- **Work required**
Go through the entries below and return every line that contains "traversys".

Component data from apps and pages
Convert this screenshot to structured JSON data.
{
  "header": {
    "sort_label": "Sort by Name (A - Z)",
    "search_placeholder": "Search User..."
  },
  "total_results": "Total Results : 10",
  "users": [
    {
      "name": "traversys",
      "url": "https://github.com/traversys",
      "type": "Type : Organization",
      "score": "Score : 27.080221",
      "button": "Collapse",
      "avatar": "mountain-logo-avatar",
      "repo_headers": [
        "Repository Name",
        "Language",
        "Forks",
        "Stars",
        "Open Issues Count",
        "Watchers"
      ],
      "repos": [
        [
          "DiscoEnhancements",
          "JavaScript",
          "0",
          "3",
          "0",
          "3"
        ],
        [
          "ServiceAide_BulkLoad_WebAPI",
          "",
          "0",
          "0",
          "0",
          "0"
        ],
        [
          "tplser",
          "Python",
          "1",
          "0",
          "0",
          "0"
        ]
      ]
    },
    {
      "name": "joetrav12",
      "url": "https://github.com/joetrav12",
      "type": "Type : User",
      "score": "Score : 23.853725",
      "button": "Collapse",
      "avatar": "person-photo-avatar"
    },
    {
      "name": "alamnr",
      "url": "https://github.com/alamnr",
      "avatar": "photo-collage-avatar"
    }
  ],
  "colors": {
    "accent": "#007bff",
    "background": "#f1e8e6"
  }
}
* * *
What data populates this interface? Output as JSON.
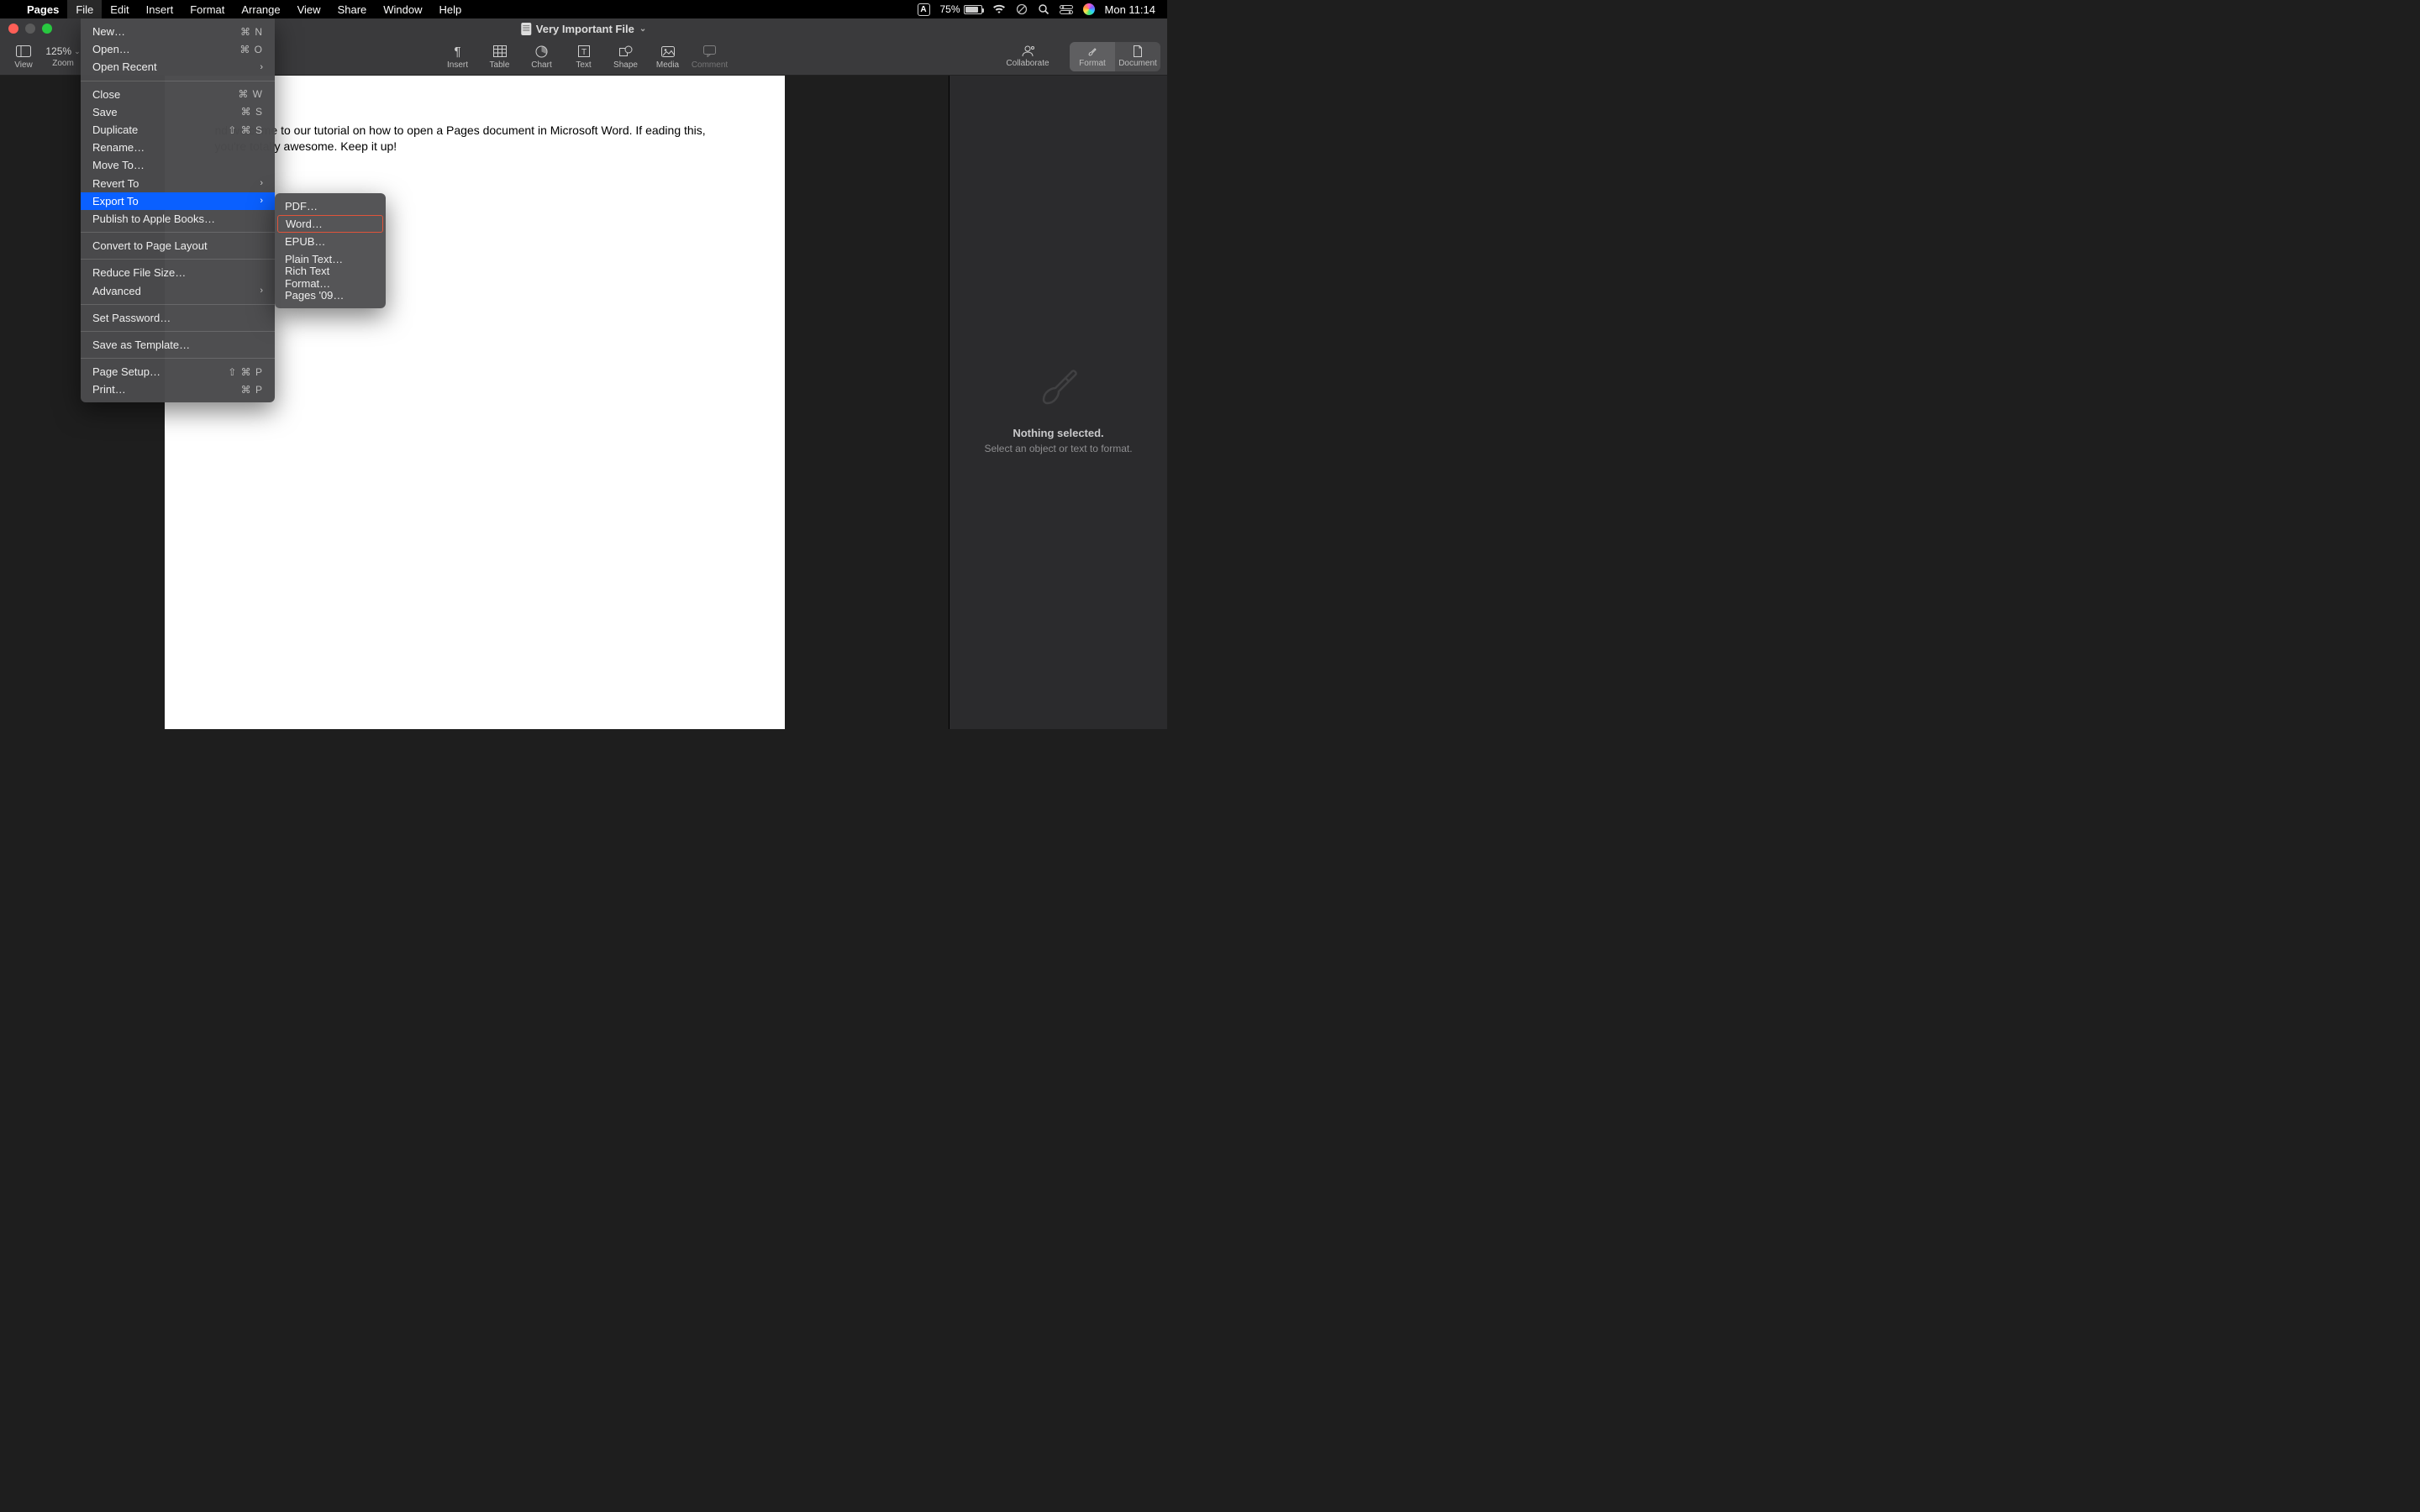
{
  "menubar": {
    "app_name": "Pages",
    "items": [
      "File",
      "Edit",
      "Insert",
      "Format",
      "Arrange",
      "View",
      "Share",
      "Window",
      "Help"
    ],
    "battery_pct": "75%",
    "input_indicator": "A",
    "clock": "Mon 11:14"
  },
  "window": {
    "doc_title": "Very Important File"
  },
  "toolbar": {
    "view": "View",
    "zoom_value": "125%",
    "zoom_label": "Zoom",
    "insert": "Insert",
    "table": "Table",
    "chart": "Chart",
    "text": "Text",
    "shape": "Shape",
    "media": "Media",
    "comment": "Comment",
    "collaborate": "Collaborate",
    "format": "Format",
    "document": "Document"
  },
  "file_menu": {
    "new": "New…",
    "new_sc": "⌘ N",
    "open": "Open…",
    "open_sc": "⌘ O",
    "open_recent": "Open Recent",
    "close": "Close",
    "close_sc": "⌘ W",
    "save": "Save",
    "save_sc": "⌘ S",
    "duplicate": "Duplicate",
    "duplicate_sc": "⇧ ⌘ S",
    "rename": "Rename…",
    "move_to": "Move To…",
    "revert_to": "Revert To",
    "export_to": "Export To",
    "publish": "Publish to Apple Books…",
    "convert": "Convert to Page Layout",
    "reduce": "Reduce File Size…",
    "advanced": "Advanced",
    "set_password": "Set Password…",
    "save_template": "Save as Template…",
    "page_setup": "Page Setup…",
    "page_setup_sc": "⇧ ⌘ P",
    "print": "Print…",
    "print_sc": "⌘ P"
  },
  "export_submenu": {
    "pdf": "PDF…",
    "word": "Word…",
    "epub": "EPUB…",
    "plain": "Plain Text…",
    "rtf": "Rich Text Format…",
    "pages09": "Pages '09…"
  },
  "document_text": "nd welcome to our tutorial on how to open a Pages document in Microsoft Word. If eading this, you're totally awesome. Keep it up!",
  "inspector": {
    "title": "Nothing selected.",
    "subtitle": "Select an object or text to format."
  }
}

- **The answer**
      "name": "traversys",
      "url": "https://github.com/traversys",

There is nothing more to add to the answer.